A big illusion I have encountered up here is that you will sock away money like nobody's business. That only works if you can find cheap accommodations ($400,000 for a decrepit trailer anyone?), put up with a freezing home to curb heat costs, hardly go out, don't buy any toys or new clothes and forget vacations. I can tell you right now that if you don't spend money on toys, vacations, heat or decent accommodations – you will quickly forget about the money you were supposedly saving and run. It is way too hard in this environment. In order to survive up here you will make compromises and you'll cut your losses. If you believe in God's calling on your life to be here, that will certainly help, He supplies grace, but that doesn't mean you don't get to experience the full brunt of this physical, spiritual and emotional environment at one point or another.

I have met a few folks who have told me they came up for 2 -3 years, but stayed 20. I would like to know their full stories. Some folks seem to thrive on hardship, gives them something to do. Perhaps they “work hard and play hard”, however that is usually a symptom of running from the realities of life. A way of avoiding pain, it's unbalanced, which has a reckoning day. There's a local bumper sticker that some like to put on their impractical and overpriced toys (mammoth pick-up trucks), it says, “If you can't have fun up here then give up”. I find it sad that these stickers come from a popular bar in town. There is mass addiction of every type up here, spanning every demographic. Adultery is a huge problem. Some of the highest debt accumulation in the country occurs right here in Yellowknife.

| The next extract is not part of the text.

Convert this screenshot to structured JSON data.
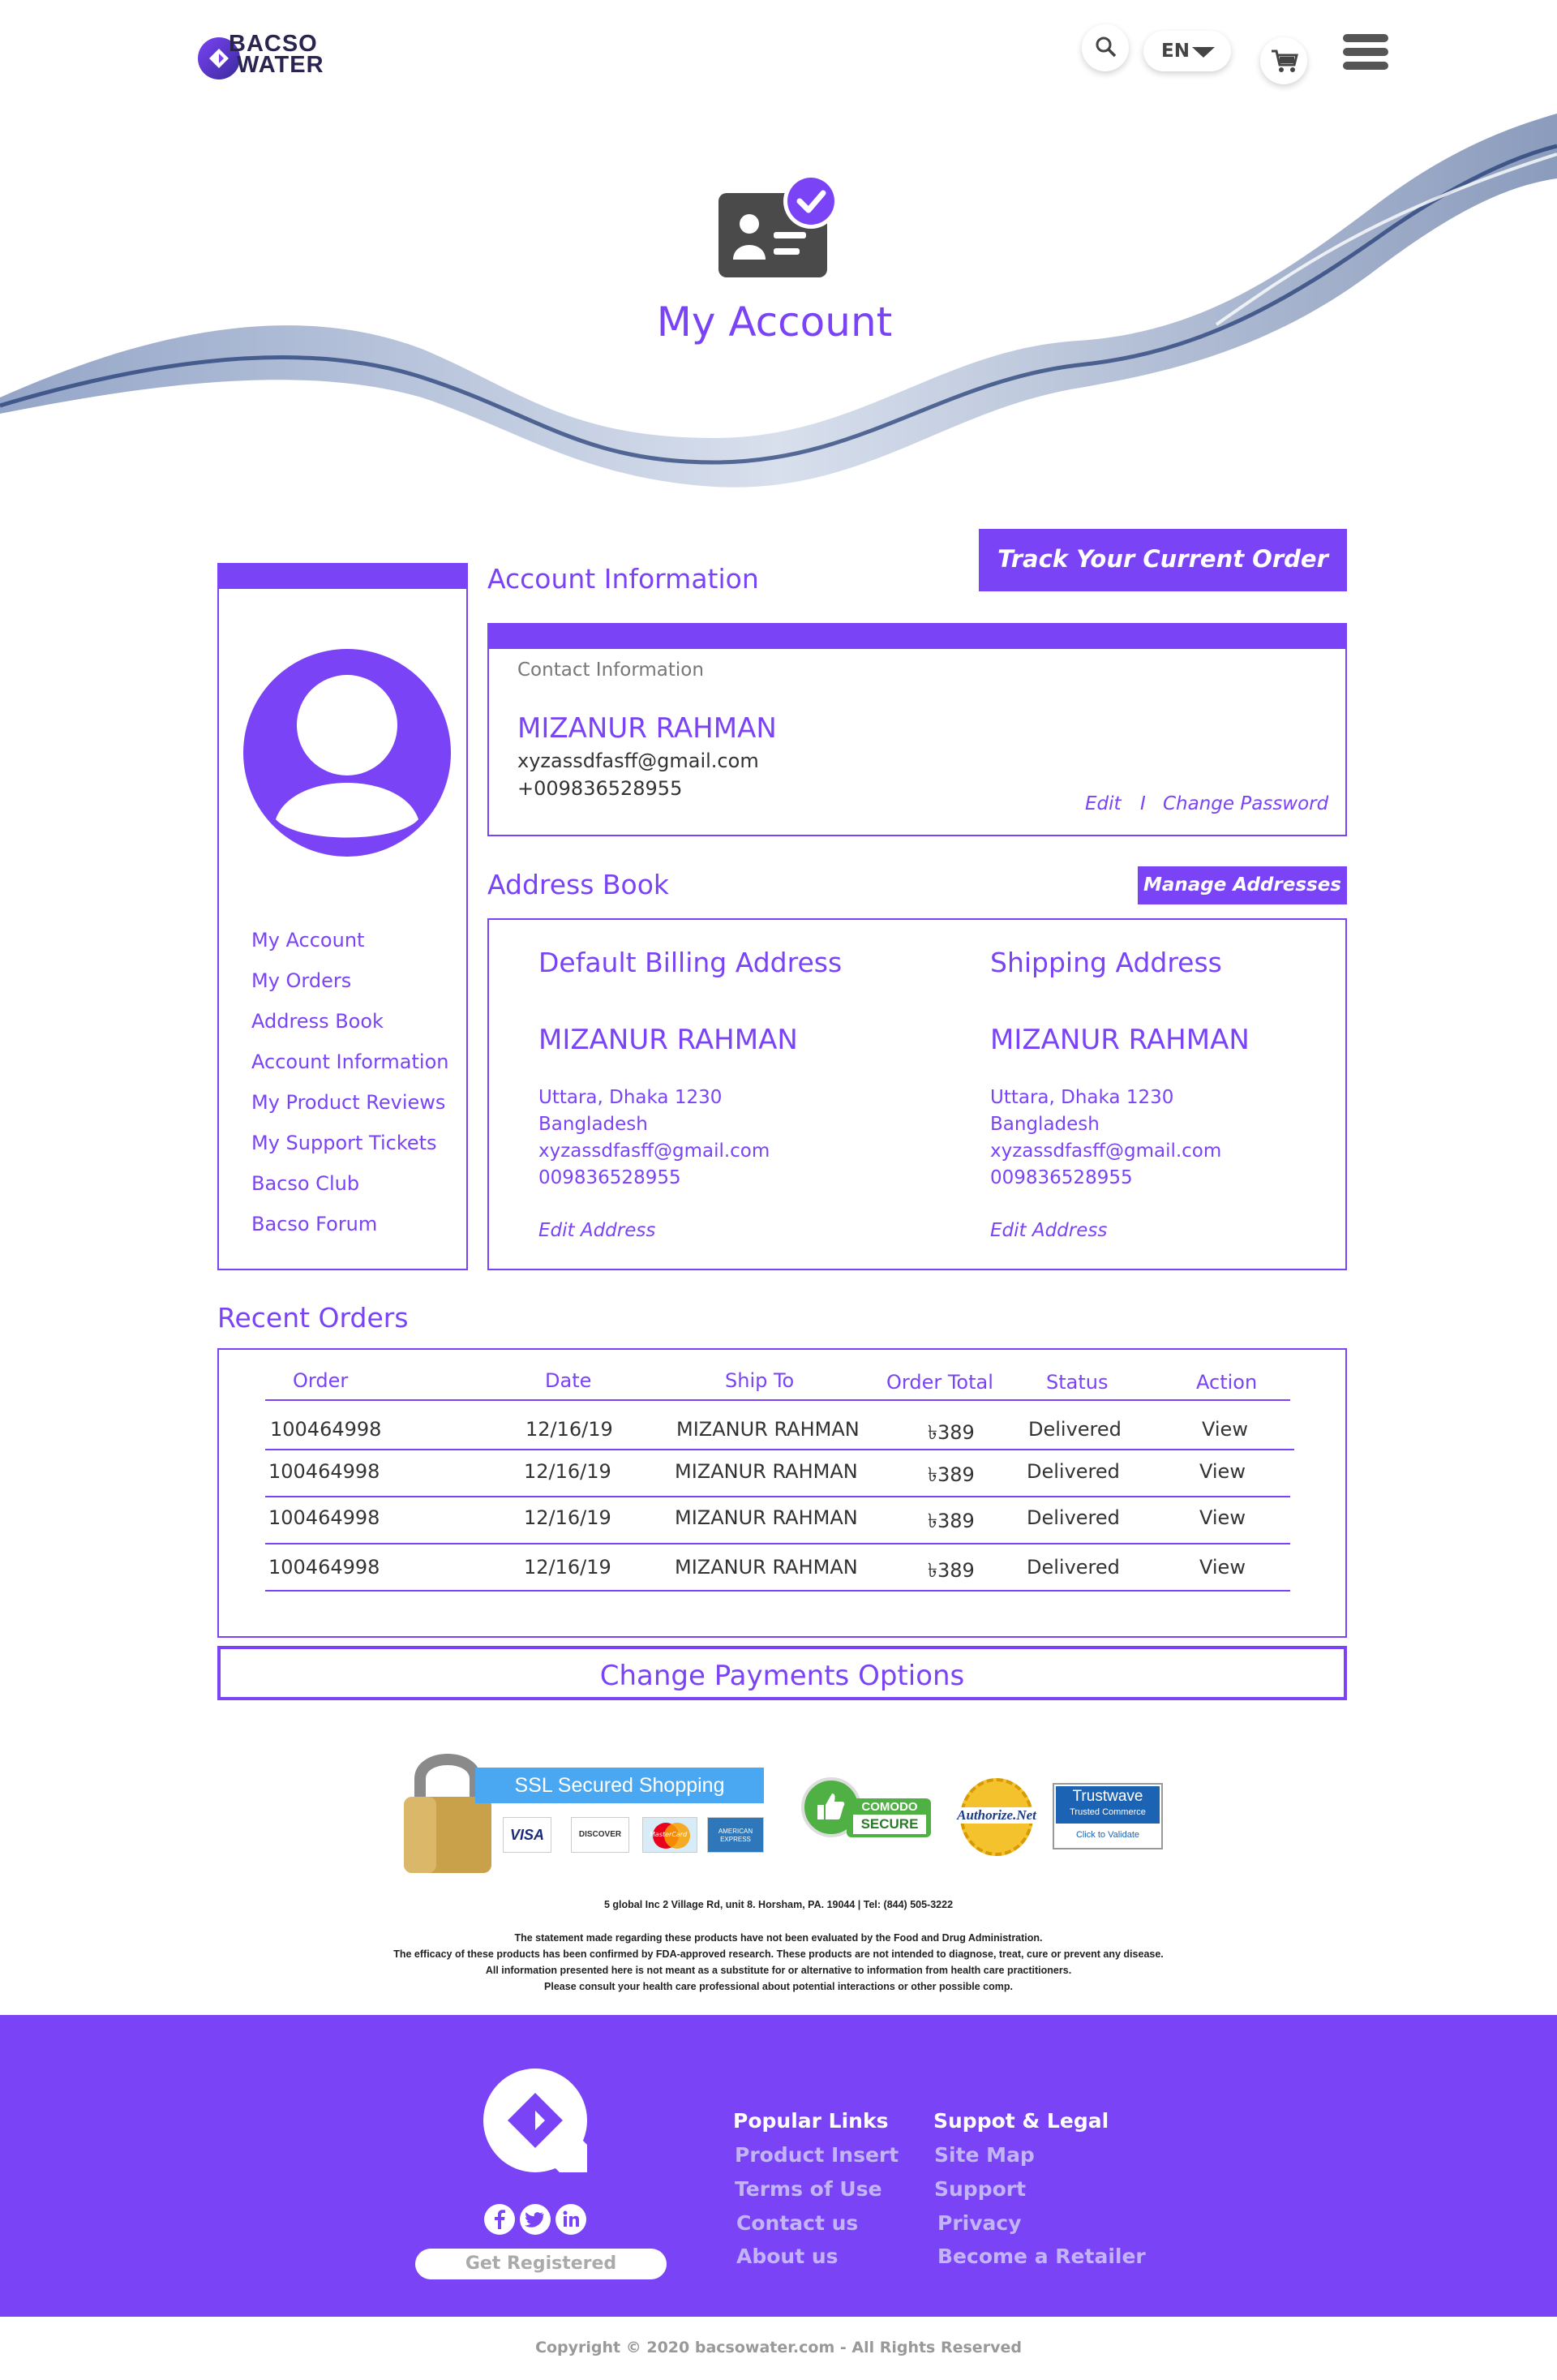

Yet they party on...

My prayer has been to bring healing to the broken up here and after 2 years I am wondering if the broken are just happy to get their next fix, because I have not seen any growth, until recently. I am hopeful, that a recent life adjusting event that has occurred, which touched many in this community, will bump at least some out of the deep ruts in this town's roads. The government can throw money at this place all it wants, but if the people don't want to change, they won't. The illusions of money and adventure are perpetuated by large paycheques that get consumed by the business of survival (choose your poison) until the trap is fully locked on a life. I wonder how many of those people who stay, do so because they are perpetually hoping to recover from the financial and emotional landslide they realized too late – and if they left now (if that is even possible at this point) – it would appear to all have been for naught. How many of us are truly that humble, to know when we're beat, that our plans didn't work, or when it becomes obvious we've been deceived by illusions, to cut our losses and make a break for a real chance of recovery, while still licking our wounds? Not many.

I count myself blessed, in that although I was optimistic, I fell for few illusions. I believe our family was called here by God, that is the only reason we came, my husband's job has been a vehicle for God's purposes in our lives. So I am thankful, that although it's often been hard and ugly, I have learned a lot – and am still learning, and hoping. I am hoping for some miracle of God to transpire in people's lives here, that they would experience the lovingkindness of God and I would see it before I leave, thus experiencing His lovingkindness to me in the fulfillment of a dream. He has taken care of me and my family in that we have been protected from many of the traps of this place. My prayer is this, that I will be given the gift of seeing God move in His amazing and awesome way upon Yellowknife lives, dismantling and destroying the traps that keep them from abundance, that keep this place from abundance. I pray for the strength and grace necessary to navigate what must come before that is possible; the dismantling of illusions.